DATASET CONTENT.
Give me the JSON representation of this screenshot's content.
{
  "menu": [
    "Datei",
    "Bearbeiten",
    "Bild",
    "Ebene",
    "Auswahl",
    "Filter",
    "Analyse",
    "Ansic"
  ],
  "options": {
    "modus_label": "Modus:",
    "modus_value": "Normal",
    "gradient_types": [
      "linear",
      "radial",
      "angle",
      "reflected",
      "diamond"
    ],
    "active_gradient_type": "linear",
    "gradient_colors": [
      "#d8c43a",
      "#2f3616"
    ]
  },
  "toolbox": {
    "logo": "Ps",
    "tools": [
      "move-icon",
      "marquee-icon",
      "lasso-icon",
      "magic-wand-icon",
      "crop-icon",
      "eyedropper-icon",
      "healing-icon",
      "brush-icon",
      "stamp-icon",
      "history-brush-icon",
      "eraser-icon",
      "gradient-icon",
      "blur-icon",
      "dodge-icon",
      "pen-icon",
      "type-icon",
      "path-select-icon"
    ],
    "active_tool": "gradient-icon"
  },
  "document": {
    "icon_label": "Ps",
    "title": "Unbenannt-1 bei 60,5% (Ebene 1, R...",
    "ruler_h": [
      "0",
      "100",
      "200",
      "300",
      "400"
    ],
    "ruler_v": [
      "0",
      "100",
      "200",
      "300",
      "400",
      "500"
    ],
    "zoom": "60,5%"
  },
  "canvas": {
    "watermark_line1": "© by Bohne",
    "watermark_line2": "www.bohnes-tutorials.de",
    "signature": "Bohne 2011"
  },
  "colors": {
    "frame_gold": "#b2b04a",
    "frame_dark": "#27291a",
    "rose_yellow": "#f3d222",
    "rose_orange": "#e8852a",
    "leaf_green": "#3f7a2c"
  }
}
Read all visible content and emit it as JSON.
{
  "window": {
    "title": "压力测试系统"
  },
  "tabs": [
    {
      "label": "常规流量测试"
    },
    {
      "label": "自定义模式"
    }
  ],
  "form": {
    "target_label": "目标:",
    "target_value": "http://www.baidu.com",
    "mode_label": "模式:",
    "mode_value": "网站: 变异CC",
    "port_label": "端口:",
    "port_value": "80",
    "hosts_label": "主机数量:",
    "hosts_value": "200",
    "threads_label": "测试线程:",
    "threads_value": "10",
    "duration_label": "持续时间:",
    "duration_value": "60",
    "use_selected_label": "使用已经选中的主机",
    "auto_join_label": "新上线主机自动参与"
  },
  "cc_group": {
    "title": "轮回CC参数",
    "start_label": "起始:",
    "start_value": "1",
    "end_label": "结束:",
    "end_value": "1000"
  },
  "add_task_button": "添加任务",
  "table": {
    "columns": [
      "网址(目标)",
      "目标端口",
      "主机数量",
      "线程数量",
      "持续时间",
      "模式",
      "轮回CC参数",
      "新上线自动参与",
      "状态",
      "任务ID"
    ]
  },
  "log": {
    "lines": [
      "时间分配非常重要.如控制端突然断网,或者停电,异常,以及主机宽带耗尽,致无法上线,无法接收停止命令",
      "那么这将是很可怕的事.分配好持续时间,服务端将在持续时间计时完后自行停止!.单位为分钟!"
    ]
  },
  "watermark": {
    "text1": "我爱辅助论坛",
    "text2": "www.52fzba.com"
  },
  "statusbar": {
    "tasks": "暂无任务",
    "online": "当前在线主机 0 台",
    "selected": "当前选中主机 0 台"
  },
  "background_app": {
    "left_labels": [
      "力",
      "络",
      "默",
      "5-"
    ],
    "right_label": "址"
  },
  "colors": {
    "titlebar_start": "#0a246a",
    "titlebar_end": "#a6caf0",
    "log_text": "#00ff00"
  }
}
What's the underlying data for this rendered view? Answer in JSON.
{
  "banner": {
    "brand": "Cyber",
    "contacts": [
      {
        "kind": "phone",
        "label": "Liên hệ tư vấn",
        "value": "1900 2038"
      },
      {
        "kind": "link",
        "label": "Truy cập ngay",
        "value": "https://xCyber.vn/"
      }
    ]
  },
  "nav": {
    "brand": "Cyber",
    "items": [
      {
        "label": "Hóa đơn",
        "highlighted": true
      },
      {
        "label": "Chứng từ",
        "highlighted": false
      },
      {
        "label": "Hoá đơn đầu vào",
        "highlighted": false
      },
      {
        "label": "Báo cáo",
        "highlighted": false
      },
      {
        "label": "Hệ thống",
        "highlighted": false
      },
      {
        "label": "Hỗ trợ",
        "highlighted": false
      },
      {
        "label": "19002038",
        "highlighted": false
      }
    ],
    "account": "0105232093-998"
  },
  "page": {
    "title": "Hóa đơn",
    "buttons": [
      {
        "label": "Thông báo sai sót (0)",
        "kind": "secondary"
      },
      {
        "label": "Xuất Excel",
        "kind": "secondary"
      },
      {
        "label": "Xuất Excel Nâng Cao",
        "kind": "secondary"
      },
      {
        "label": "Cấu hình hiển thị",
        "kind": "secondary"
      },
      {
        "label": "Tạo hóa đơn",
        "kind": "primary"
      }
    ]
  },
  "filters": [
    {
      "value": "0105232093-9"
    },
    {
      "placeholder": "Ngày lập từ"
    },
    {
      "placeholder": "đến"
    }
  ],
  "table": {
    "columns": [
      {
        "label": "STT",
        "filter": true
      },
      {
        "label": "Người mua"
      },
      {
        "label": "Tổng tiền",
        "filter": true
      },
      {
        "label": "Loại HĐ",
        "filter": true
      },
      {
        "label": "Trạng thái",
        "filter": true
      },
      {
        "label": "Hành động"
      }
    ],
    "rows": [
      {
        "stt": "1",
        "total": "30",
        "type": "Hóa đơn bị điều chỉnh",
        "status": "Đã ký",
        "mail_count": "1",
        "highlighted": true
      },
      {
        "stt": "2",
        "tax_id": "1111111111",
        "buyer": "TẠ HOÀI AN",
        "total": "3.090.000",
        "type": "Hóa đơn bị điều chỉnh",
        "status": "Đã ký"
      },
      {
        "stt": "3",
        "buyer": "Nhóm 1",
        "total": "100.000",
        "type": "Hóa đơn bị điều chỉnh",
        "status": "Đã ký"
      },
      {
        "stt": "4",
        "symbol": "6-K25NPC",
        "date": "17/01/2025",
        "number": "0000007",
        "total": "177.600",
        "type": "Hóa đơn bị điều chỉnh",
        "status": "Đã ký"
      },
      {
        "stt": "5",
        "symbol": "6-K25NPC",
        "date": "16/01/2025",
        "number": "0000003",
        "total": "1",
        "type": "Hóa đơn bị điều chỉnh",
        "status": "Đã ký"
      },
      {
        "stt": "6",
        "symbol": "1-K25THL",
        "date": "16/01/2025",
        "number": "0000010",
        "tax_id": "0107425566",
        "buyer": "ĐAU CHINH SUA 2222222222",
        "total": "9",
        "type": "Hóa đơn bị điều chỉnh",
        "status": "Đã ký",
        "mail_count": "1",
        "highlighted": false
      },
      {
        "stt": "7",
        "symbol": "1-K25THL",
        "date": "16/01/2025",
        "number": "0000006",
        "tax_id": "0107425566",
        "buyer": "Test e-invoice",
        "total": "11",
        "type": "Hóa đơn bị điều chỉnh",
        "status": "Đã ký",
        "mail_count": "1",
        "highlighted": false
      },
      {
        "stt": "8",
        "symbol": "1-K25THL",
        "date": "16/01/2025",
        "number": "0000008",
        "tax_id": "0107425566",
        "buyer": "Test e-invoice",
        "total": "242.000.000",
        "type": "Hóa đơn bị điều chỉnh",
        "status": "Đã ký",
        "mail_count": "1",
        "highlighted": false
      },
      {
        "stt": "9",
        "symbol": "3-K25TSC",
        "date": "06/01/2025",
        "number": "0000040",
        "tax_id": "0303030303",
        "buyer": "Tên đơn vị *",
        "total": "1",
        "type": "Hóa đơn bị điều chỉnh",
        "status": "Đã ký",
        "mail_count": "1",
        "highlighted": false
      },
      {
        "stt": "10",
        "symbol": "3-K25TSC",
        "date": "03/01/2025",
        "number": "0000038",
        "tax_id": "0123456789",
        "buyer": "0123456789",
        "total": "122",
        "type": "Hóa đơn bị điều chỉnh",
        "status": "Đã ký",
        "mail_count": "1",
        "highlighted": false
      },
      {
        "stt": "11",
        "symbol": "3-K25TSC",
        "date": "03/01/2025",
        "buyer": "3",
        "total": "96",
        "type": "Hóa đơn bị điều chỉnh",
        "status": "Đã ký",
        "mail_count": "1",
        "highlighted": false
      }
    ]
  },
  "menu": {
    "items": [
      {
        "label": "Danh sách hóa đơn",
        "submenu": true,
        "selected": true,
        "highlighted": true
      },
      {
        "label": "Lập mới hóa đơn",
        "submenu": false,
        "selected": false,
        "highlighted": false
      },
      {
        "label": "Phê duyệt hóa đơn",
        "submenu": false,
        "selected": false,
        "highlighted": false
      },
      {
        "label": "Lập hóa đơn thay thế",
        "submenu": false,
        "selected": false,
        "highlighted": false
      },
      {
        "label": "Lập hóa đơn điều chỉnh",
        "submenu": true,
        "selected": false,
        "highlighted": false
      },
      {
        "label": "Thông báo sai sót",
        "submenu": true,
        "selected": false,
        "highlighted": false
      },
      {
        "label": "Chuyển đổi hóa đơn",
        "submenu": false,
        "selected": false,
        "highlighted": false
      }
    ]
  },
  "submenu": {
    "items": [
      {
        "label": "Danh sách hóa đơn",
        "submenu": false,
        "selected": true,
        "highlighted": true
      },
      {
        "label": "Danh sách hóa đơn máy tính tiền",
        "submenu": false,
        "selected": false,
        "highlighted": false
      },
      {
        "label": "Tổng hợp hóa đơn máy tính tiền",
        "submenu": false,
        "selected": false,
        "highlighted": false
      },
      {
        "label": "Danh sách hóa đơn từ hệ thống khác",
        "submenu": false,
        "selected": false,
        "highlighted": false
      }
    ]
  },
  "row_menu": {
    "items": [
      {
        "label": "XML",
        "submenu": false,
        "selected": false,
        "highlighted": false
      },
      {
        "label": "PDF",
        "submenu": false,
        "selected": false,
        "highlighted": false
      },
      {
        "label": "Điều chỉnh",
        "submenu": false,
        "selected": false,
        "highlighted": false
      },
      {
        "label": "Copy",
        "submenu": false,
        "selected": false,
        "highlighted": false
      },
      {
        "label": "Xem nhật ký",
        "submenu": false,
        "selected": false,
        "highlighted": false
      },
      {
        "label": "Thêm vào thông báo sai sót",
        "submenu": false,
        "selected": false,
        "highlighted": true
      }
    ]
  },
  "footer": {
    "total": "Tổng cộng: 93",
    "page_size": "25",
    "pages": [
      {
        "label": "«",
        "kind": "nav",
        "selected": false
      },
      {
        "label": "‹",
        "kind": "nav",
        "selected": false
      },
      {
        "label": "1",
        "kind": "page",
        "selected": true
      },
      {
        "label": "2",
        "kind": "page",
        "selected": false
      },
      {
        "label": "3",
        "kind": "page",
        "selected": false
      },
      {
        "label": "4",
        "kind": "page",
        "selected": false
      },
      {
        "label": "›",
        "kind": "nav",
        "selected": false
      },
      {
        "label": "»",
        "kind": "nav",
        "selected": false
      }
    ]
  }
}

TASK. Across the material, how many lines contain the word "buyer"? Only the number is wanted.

RESPONSE FOR THIS EXERCISE. 8